While waiting for the sensor output to stabilize the microprocessor 61 calculates the appropriate current level for the next LED to be turned on, based on that LED's last current setting and the biggest of the two sensor outputs recorded from the previous sample 113. When the timer reaches a trigger time 115, for example 3.8 microseconds, the microprocessor will trigger the A/D 65 to read and store the selected sensor outputs 117-121.
This process is repeated until all LEDs 63 a-1 have been energized and the left sensor readings recorded. Next the microprocessor will take one reading of the left sensor with no LEDs (N=13 or N=26) energized and store it in memory. This provides a measure of the ambient light. The controller then sets the left amplifier control so that the left switches are closed and the right amplifier control so that the right amplifier switches are open and repeats the above process while storing the digitized right sensor data 123-127. The process is repeated continuously until the test is completed 129-133.
After the test is completed, all of the data samples stored in memory are processed to convert raw sensor readings to LED positions in engineering units as follows: The no-light readings are subtracted from each data sample to eliminate the effects of ambient light. Next for each led, the position of the light spot on the PSD is calculated using the formulas given above for the PSDs. Calibration tables are used to convert the position of the light spot on each PSD to an angle. Calibration tables are required to accommodate the non-linearities in the optics and the signal processing path. Finally, the triangulation equations given above are use to calculate the led positions based on the angles.

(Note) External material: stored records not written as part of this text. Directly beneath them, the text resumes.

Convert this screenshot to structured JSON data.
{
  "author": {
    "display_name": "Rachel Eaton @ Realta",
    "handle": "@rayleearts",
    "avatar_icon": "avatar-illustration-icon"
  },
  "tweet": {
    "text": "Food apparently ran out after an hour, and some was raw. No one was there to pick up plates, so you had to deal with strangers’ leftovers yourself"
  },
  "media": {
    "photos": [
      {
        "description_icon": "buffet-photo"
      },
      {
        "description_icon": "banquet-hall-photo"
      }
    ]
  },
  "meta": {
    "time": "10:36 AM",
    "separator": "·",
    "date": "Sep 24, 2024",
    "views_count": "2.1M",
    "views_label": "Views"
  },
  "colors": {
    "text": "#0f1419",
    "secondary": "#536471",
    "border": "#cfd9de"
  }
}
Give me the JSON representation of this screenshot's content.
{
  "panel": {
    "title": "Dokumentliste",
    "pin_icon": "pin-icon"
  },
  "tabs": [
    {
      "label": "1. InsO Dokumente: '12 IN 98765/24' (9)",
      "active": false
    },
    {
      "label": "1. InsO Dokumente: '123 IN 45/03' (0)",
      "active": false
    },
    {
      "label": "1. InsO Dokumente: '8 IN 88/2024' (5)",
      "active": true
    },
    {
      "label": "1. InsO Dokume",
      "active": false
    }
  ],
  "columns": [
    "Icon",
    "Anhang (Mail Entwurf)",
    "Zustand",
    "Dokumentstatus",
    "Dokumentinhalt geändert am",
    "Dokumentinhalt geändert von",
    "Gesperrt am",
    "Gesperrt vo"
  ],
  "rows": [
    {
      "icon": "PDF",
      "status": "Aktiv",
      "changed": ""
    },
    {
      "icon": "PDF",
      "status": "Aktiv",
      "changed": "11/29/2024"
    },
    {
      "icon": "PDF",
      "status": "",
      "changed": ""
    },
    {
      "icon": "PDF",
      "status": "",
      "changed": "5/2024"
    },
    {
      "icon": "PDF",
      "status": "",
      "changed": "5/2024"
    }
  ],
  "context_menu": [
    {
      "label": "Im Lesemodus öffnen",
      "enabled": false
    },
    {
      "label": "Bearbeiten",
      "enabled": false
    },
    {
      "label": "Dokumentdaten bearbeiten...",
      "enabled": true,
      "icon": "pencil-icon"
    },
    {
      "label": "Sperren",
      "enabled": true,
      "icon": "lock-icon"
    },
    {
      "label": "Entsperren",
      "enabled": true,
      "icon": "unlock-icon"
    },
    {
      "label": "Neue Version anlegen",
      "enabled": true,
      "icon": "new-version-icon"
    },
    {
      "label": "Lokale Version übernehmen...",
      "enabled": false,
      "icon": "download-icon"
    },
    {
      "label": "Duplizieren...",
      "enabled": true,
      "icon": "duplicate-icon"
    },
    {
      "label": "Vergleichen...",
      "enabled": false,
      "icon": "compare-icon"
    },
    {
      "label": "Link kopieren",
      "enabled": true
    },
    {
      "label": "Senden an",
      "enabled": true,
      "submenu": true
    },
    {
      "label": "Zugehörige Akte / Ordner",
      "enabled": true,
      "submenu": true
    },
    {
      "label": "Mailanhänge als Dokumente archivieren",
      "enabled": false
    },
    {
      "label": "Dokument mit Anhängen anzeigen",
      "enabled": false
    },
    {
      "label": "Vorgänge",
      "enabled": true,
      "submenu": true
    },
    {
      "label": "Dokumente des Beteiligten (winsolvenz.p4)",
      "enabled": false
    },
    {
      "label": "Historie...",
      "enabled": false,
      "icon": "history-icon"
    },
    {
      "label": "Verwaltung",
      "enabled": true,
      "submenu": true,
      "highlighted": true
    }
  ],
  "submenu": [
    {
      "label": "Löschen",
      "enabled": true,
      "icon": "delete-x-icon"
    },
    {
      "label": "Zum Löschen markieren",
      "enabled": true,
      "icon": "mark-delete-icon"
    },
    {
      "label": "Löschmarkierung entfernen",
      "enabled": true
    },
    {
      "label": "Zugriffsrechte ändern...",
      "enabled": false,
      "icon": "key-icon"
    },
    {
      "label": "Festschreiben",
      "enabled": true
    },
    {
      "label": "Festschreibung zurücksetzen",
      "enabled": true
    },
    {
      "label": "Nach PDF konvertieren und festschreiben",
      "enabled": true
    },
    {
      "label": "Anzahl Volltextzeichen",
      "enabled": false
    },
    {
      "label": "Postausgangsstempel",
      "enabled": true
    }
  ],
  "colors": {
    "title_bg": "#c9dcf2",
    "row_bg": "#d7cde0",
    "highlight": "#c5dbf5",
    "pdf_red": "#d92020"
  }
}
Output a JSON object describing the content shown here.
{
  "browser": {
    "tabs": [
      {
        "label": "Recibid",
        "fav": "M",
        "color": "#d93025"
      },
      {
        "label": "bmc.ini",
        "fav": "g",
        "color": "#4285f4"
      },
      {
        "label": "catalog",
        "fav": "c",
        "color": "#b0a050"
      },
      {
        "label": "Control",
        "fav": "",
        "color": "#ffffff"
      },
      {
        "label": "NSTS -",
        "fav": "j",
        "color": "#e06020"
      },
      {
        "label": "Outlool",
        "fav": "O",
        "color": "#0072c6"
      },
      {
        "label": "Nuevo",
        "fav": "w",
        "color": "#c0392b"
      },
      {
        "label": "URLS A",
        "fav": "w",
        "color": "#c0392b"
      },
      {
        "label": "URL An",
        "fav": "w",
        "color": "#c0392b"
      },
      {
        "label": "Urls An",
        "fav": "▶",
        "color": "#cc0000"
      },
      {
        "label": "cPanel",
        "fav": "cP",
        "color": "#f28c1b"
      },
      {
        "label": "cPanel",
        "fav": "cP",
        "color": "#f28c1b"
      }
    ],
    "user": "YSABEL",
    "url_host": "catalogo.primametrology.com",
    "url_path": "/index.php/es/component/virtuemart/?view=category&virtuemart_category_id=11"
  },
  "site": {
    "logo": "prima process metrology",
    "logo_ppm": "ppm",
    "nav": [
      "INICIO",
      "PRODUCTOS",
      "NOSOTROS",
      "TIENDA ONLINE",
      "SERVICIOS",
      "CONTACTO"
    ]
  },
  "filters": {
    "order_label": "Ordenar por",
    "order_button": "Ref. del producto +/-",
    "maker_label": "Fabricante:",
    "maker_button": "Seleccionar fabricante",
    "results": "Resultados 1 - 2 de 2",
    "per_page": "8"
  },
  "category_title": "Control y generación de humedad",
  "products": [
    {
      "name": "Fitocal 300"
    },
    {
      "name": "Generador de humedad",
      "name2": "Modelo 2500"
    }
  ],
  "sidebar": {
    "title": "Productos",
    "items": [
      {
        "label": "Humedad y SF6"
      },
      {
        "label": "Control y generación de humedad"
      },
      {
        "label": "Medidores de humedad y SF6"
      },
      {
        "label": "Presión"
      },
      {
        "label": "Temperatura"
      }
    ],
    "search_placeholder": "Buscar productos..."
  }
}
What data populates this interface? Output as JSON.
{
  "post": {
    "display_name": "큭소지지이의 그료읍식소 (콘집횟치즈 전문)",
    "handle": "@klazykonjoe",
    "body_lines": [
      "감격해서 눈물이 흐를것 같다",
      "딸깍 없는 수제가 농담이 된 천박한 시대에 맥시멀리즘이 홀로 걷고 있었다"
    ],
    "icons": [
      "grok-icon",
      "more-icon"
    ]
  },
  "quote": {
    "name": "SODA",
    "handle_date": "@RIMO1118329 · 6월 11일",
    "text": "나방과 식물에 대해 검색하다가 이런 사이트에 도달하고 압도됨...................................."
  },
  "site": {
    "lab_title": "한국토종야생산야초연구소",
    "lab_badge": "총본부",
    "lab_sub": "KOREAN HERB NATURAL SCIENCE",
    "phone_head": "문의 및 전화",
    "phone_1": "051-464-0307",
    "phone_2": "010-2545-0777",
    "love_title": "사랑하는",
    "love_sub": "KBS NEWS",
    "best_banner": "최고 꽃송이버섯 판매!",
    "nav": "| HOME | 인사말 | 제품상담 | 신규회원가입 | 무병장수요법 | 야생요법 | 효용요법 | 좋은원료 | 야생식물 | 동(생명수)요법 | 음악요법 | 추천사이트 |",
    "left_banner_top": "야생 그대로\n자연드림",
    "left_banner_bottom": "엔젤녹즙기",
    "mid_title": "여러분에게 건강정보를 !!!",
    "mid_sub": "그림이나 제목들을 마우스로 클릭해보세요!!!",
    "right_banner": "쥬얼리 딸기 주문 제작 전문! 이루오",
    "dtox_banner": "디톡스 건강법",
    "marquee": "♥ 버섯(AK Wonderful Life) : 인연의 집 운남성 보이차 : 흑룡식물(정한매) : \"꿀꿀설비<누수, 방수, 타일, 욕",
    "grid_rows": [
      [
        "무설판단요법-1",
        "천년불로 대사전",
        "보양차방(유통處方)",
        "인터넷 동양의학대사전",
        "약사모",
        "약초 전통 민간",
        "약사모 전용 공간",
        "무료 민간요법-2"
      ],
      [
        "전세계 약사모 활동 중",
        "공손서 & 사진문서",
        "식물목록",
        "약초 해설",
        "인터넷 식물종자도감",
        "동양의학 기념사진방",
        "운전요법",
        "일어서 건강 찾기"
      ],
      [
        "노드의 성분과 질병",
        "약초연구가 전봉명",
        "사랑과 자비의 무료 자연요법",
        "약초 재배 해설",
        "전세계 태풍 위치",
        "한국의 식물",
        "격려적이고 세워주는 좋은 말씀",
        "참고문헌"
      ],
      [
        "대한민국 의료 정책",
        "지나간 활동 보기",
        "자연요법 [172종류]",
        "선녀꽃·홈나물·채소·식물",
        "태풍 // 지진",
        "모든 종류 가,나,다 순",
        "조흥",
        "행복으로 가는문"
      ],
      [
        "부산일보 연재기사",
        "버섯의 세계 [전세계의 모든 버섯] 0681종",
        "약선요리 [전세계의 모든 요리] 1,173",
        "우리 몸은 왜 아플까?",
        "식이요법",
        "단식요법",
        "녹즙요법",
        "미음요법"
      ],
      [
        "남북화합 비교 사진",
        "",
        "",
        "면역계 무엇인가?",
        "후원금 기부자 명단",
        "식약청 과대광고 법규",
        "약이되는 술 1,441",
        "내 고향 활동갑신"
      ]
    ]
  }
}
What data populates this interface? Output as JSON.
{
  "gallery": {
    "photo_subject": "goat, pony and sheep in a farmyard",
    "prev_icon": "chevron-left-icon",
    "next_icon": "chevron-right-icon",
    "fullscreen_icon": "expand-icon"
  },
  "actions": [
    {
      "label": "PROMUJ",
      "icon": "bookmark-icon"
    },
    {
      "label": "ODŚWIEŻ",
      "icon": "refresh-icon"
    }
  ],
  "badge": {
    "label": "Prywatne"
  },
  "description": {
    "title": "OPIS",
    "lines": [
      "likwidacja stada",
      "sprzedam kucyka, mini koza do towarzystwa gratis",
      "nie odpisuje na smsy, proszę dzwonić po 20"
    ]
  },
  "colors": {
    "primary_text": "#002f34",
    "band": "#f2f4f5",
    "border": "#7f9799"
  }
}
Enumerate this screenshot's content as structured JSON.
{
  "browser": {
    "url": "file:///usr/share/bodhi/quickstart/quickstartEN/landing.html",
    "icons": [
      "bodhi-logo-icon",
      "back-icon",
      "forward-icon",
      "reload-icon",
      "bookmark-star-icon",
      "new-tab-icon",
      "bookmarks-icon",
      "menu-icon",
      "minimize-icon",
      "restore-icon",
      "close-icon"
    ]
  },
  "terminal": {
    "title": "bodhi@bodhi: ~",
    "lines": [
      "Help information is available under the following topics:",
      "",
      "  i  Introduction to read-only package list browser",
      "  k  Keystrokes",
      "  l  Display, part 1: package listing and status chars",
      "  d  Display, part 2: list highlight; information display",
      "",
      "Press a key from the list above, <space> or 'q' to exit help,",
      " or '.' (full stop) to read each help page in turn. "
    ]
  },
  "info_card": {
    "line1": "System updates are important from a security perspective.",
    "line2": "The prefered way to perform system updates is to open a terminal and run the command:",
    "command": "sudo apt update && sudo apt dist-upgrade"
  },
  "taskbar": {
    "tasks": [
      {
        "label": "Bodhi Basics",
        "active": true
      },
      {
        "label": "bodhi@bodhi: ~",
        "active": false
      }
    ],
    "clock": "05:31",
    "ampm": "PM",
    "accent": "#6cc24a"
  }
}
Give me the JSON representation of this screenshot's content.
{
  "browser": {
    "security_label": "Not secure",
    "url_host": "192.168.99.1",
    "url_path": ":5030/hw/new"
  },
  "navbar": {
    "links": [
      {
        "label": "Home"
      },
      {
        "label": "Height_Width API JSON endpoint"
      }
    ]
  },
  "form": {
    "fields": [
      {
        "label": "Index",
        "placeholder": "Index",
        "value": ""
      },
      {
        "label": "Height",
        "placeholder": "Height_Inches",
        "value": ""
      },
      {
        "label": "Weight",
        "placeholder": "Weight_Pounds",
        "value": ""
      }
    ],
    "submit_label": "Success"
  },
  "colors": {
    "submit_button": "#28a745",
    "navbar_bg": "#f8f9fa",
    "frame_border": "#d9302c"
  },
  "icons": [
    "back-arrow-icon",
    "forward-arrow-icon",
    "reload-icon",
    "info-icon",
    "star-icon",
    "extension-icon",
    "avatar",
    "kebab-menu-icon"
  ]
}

During a typical vehicle crash test, 100 milliseconds of data is recorded pre-Time-Zero, and 900 milliseconds of data is recorded post-Time-Zero. The controller/DAS will have the capability to stream data over the communications channel when it is not collecting data at high speeds during a test. This data can be displayed by the external computer to verify that the LEDs are in the desired positions specified by the test requestor, the dummy ribs have not been deformed on a previous test, and they still meet the government mandated pre-test geometry, and the system is performing properly.
The discussions above have been focused on frontal impact dummies, but the same system can be used for side impact dummies as well. For side impact dummies, safety engineers have stated that they would like to record as many as 12 measurement points from each rib, or a total of 72 measurement points from the ribcage. Due to frequency response limitations of the PSD sensors, and the need to acquire data from each LED at a 10 kHz sample rate, a single system will not be able to monitor very many more than 12 LEDs. In this case multiple measurement systems can be used.
However, to prevent the light for a LED being driven by one measurement system from affecting the adjacent measurement system, narrow band color filters can be placed over the LEDs and sensors, with different color filters used for adjacent systems. For example, the top rib system may be limited to infrared light, the next rib system could use blue light, and the next could use red light, etc. This light wavelength modulation technique will allow multiple systems to be mounted near each other without any cross-talk between systems. Thus the number of measurement points may be greatly increased.
While this invention has been particularly shown and described with references to preferred embodiments thereof, it will be understood by those skilled in the art that various changes in form and details may be made therein without departing from the scope of the invention encompassed by the appended claims.